Early Paperless Adopters Share Tips, Traps For MROs

Credit: Qantas

MIAMI— Paperless airline maintenance has come in waves: first some early adopters, then a lull in implementations and now a resurgence of interest. Nearly 40% of attendees at a recent IFS panel discussion of paperless maintenance are now considering deployment.

Two of those early adopters shared their own lessons for the benefit of the latecomers. Dean Reynolds is maintenance director of Executive Jet Management (EJM), which maintains 255 aircraft and helped IFS Maintenix define and launch its paperless tools more than 15 years ago. David Kelly is manager of maintenance operations at Qantas, which went paperless on its new Airbus A380s quite early and later brought the rest of the fleet into electronic documents and signatures.

EJM started the process in 2005, following an FAA advisory circular which required mechanics to enter a personal identification number (PIN) and encryption of the system to prevent tampering with that PIN. EJM established a test version in 2006, and then it made dual paper and electronic entries so the FAA could audit the system.

EJM and Maintenix then improved the test version, for example, by consolidating four data-entry pages into one. The companies rolled out version 6.3 in 2008 and made more improvements, such as enabling entries to be edited but still preserved.

Around that time, Qantas started going paperless with its new A380s. It replaced the OEM’s electronic logbook (ELB), which Kelly found unsatisfactory, and eventually extended paperless tools to its Boeing 737s. Kelly says starting with one type—the A380—made training and implementation simpler, but the A380s flew to foreign stations, so many remote workers had to be trained as well.

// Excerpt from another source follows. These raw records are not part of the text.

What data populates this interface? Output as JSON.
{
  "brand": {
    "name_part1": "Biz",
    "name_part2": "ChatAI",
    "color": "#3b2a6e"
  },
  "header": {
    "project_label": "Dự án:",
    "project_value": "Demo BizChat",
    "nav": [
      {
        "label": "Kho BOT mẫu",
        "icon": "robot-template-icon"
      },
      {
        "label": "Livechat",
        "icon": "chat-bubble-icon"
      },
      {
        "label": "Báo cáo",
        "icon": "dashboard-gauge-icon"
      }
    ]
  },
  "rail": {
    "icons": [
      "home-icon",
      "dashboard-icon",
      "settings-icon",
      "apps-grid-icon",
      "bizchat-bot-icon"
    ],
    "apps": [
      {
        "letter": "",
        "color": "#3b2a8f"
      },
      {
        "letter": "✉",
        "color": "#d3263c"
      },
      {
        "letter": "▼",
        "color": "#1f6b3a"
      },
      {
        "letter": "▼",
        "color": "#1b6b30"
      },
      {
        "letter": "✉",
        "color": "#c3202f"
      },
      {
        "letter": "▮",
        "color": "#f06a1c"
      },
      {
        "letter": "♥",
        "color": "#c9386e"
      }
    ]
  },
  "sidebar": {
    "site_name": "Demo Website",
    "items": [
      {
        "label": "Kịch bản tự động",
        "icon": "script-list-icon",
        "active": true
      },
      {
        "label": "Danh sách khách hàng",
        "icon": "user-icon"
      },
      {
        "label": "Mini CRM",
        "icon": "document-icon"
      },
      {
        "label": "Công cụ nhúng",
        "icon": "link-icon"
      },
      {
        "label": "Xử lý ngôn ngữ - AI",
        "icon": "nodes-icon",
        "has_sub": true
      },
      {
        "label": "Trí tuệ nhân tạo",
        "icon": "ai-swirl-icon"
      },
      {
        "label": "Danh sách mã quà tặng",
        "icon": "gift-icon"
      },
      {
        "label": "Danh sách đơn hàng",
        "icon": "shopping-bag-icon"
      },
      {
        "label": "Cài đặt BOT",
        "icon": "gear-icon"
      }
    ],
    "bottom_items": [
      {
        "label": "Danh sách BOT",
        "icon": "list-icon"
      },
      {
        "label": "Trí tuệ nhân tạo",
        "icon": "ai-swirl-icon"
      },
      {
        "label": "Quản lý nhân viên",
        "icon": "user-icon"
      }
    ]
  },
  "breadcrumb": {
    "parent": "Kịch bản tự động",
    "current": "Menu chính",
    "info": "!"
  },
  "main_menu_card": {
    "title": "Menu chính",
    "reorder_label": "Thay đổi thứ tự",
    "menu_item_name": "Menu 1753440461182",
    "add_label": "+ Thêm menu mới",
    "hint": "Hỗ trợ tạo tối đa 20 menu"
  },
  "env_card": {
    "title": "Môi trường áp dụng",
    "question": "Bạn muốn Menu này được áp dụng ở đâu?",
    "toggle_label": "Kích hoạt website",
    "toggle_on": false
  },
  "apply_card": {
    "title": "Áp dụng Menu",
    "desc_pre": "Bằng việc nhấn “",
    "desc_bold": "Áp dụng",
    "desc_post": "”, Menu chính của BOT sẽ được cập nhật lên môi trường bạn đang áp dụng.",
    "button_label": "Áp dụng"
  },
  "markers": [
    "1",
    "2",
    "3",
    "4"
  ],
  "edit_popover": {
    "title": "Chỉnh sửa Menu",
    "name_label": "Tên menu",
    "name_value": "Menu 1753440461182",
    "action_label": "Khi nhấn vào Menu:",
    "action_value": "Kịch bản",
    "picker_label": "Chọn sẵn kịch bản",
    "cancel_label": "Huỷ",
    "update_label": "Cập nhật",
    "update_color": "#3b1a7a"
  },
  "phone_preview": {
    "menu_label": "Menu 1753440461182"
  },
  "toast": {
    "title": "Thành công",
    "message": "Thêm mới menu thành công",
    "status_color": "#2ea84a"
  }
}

Kelly told the panel he wishes he had never used Airbus’s ELB.

To keep the FAA happy, EJM modified its paperless forms to looks exactly like the old paper forms the regulator was used to. Reynolds persuaded regulators that electronic tools would reduce mistakes made in writing and reading entries. The FAA confirmed the reduction in errors.

Qantas had an easier time with Australia’s Civil Aviation Safety Authority, showing it how the new system ensured the right configuration and kept Qantas in compliance with regulations. Kelly emphasizes the importance of constant communication with staff and getting support from MRO leaders in each Qantas station. He says some older technicians were initially reluctant to use computers, but they were brought on board.

Younger mechanics are accustomed to and eager to use digital methods to type, rather than write, entries. They also want portability and see little point “in running downstairs to record data,” Kelly says.

Another virtue of the new system is that it provides one-to-many records. Instead of thumbing through paper, everyone at Qantas who needs the data can simply search the same system for what they require.

Reynolds agrees that getting senior mechanics on board first helps ensure that everyone will go along with the new tools.

On challenges, Reynolds says helping define Maintenix paperless tools meant there were delays and gaps in getting new versions in place. He says a few older mechanics threatened to retire before they would adjust, but in the end they all stayed.

Kelly says Qantas’ main challenge has been making sure there is a backup in place in case of a glitch in the electronic process. For example, Qantas must remove wasp covers from pitot tubes just before takeoff, and that task must be entered before release for departure. The airline must ensure that any electronic glitch is covered by a backup so aircraft take off on time. “You must have a backup,” he stresses.

However, Kelly says compliance is much better since Qantas adopted paperless. The airline has also eliminated massive amounts of paper and warehouse space needed to store it. Reynolds agrees, noting EJM also has a significantly fewer printers to maintain.

Inefficient reading of handwritten notes is over, too. “All that’s gone,” Reynolds says. One-page paper forms that sometimes required appending other paper sheets for complex defects are also gone, with electronic pages flexible enough to accommodate all the necessary information. Mechanics changing shifts can now find defect status quickly, rather than thumbing through many pages. “The benefits are huge,” he adds.
“Information is more accessible; everyone sees the same data,” Kelly stresses. For operators contemplating going paperless, he recommends IATA’s website for a very helpful guide to getting ready for paperless.